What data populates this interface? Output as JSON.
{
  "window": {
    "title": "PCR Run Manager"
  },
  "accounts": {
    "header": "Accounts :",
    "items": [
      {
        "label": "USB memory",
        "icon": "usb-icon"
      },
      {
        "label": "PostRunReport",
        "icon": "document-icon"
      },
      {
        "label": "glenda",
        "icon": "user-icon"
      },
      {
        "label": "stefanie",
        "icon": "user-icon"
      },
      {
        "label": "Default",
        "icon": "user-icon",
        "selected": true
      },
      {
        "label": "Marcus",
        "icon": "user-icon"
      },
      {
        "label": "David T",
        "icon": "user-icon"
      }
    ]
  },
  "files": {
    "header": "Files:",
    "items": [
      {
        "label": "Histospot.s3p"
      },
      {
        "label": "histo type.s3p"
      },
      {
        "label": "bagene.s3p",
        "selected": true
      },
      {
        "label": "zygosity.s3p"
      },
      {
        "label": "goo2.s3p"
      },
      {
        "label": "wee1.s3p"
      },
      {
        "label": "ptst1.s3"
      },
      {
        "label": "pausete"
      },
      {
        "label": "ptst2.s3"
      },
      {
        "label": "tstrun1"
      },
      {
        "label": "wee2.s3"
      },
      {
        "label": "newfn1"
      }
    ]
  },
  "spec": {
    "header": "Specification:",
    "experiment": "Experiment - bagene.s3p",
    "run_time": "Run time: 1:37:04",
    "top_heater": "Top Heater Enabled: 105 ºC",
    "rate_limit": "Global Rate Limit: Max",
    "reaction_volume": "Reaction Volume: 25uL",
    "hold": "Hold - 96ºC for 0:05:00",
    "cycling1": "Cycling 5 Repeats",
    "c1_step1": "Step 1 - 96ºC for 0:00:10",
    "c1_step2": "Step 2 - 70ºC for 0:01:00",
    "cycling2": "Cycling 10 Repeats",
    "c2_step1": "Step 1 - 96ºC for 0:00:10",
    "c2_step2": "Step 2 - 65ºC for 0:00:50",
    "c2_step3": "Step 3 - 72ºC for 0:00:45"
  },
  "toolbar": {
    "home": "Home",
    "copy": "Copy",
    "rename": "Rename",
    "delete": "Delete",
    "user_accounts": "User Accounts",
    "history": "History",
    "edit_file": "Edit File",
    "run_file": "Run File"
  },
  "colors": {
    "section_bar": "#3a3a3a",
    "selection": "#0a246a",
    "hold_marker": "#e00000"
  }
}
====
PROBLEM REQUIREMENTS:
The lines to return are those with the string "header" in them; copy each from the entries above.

TASK OUTPUT:
    "header": "Accounts :",
    "header": "Files:",
    "header": "Specification:",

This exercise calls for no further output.